This should go without saying, but this episode IS for mature audiences – we swear a bit, we talk not GRAPHICALLY in a vulgar way but in an anatomical way, and while Anne was cracking me up throughout the entire episode, it’s definitely not a set of subjects to be taken lightly. If you’re not into it, cool, or if you’re, I don’t know, my grandma listening (and she does listen) and you don’t really want to hear your granddaughter talking about this, that’s cool too! But on the flipside, I would say that this is an episode that should DEFINITELY be shared with anyone in your life who is open to listening because as we discuss on the episode, we live in a culture that dodges these important topics way too often and to our detriment.

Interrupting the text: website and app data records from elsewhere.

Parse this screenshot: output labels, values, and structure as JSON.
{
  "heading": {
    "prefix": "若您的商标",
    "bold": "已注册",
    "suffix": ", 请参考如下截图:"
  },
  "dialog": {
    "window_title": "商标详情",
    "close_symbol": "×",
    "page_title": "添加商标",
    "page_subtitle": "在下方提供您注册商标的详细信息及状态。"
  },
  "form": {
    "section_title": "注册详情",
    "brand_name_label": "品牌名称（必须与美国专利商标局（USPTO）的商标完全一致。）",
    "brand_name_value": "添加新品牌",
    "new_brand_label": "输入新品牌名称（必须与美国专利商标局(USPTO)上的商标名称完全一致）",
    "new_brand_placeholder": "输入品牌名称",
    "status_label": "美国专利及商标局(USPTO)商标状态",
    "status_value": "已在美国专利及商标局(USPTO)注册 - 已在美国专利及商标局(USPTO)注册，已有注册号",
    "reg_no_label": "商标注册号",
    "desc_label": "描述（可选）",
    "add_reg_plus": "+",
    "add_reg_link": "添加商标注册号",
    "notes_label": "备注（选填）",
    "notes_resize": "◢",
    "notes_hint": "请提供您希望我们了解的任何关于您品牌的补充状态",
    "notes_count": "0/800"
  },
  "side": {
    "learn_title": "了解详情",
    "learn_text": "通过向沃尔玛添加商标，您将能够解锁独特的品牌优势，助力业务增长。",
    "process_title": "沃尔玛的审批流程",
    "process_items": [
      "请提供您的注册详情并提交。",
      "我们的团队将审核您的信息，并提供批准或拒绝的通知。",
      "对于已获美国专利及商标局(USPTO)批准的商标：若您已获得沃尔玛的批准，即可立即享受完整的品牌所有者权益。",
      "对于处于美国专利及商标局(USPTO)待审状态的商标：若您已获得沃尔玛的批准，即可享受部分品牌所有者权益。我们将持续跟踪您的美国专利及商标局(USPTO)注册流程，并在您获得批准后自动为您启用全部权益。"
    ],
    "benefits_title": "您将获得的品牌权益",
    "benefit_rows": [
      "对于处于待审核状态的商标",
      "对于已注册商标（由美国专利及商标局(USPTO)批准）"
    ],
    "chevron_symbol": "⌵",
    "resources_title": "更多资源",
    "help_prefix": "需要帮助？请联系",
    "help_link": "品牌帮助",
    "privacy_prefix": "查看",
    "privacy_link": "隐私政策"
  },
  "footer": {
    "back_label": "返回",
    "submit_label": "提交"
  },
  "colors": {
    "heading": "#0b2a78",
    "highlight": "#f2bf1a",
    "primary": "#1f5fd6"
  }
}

Something I'm realizing now more than EVER is the power of community. So it's only fitting that today's episode is with community builder extraordinaire Audrey Bellis.
Audrey is a FORCE OF NATURE. A first-generation Latina, she's is shaping the future of Los Angeles, and specifically, Downtown LA by fostering the startup and tech communities as a founder of StartupDTLA and as a cofounder ofGRID110. Not only that, she’s linking creative female entrepreneurs as the founder of Worthy Women. Mayor Garcetti's office honored her as 1 of 5 "Inspiring Latinas of LA" and TechOutLA named her "a key player in the Eastside/DTLA tech movement." If there's anyone who knows how to create community and make a collective impact as visionary women in the world, it's this stunner.
In this episode, we dive deep into knowing your body and healing past trauma, why owning your worth is so important in everything from business to friendships, Audrey’s crazy medical complications that gave her a huge wake up call – and her sort of Eat Pray Love experience that helped facilitate that, and why it’s so important that we’re never, ever, ever done with the work, even if we think we’ve reached success or that we know it all.
We also talk building community, making friends as an adult, finding the people who we connect with on the deepest levels, which can be hard sometimes as an adult, and so much more.
HEADS UP: this episode contains graphic descriptions of Audrey's health scare. So if you're squeamish, you might want to skip over the part about 15 or so mins in where she's talking about the bathtub. We don't shy away from anything here on WANT - it's so important to me that these podcasts tell unedited, unglossy stories (because life is unedited and unglossy). But you've been warned ;)